In Oregon, Gov. Kate Brown signed a law in 2016 making unlicensed production of marijuana extracts a felony. The bill was intended to target homemade butane hash oil setups. However, the fires are still taking place.
People who smoke pot may envy the power of the marijuana growers in the Emerald Triangle. Marijuana controls the economy in Humboldt, Trinity and Mendocino Counties of Northern California. Shasta County also has a huge marijuana industry, often hidden in its dense forests. Sometimes the police forces and local governments buy into the trade. But for residents who don’t use pot or drink or use other drugs, the growers and dealers are a major threat to safety and security.
The state legislature is afraid to put teeth in any legislation to control the marijuana growers, and right now the Federal Government is providing no funds to go after medical marijuana providers, although so many of these providers cross the line into drug dealing (most of the medical marijuana industry in California).
In addition to hash oil explosions, there are many home invasions such as the one that happened on the night of February 28, 2016 in Weitchpec. Welcome to the world of marijuana.
“Victims told deputies at about 9:30 p.m. three males, one armed with a pistol and two with shotguns, entered their residence. The suspects were wearing jackets with Humboldt County Sheriff’s Office emblems. The suspects tied up the victims with zip ties and the suspects demanded marijuana, cash, and guns. The three suspects stole cash and a 2014 white Toyota Tundra pick-up truck prior to leaving the scene.”
“There were 1,298 violent crimes in the Redding metro area in 2012, up from 851 violent crimes in 2007. On a standardized, per 100,000 resident basis, violent crime rose more than 53% in that time. Additionally, property crimes rose by more than 50%, the most of any metro area reviewed, despite a nationwide 12.7% decline in such crimes during that time. According to the Redding Record Searchlight, some area residents believe that the area’s high crime rates may be related to marijuana cultivation. Officials in Shasta County — which makes up the Redding metro area — recently elected to ban outdoor growing, although the city of Redding is not included in the ban.”

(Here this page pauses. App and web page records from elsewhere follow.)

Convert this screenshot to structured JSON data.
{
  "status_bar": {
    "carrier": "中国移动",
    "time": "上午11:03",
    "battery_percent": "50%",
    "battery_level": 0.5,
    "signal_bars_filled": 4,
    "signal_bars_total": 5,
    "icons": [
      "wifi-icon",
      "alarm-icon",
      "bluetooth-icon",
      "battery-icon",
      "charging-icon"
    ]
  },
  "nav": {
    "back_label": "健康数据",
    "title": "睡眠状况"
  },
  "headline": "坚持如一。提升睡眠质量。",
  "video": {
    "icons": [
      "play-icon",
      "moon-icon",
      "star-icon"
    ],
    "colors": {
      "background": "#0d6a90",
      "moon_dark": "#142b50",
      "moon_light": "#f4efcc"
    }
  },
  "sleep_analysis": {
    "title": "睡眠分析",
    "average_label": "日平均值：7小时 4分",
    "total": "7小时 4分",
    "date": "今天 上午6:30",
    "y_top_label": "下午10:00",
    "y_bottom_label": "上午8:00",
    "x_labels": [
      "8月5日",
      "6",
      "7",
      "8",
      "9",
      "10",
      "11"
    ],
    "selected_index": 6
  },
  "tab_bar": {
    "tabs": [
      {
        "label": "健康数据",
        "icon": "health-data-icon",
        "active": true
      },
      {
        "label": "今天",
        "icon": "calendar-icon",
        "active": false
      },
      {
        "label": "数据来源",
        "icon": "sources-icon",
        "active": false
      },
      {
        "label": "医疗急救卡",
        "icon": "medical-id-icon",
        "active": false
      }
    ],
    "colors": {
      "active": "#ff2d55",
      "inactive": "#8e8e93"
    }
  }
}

The Emerald Triangle provides insight into what will happen if the marijuana groups get to control of California and the rest of the United States and Canada.